Vector control – limiting the ability of mosquitoes or other insects to spread disease is one of the core strategies to controlling and eliminating malaria and other vector-borne diseases such as dengue and lymphatic filariasis in endemic areas. We take on a range of vector control activities and continuously look for new and innovative ways to prevent vectors from transmitting diseases to humans.
Providing long lasting insecticidal nets (LLINs) to populations who need them, as well as encouraging their use, is one of the most effective methods of preventing malaria. We work throughout Africa and Asia to ensure that coverage of LLINs is high, through both public and private channels, and that there is sufficient demand for nets. Furthermore, our public health communications activities seek to educate and inform people on how to use and care for LLINs properly.
We also work to improve prevention of malaria transmission outside human dwellings (outdoor transmission) by promoting methods to reduce contact with potential vectors. For example, our ‘positive deviance’ projects in Asia encourage existing behaviours to prevent malaria and dengue found within communities to be more widely adopted. We also explore alternative methods to reduce outdoor transmission, such as the use of insecticide treated clothing for those who work at night.

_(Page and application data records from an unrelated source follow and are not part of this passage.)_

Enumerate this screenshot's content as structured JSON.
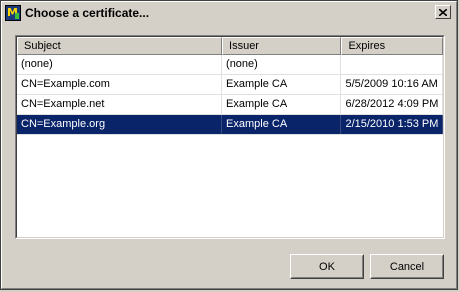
{
  "window": {
    "title": "Choose a certificate...",
    "icon": "app-icon",
    "close_icon": "close-icon"
  },
  "list": {
    "columns": [
      "Subject",
      "Issuer",
      "Expires"
    ],
    "rows": [
      {
        "subject": "(none)",
        "issuer": "(none)",
        "expires": "",
        "selected": false
      },
      {
        "subject": "CN=Example.com",
        "issuer": "Example CA",
        "expires": "5/5/2009 10:16 AM",
        "selected": false
      },
      {
        "subject": "CN=Example.net",
        "issuer": "Example CA",
        "expires": "6/28/2012 4:09 PM",
        "selected": false
      },
      {
        "subject": "CN=Example.org",
        "issuer": "Example CA",
        "expires": "2/15/2010 1:53 PM",
        "selected": true
      }
    ]
  },
  "buttons": {
    "ok": "OK",
    "cancel": "Cancel"
  },
  "colors": {
    "selection": "#0a246a",
    "face": "#d4d0c8"
  }
}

Indoor residual spraying (IRS), which we support through research, is another key malaria prevention method for disrupting the malaria lifecycle by targeting mosquitoes that rest indoors after feeding. We also have significant experience conducting entomological research – an example being our Beyond Garki project studies, which explore the effects of insecticides on different vector species, allowing for better targeting of effective interventions.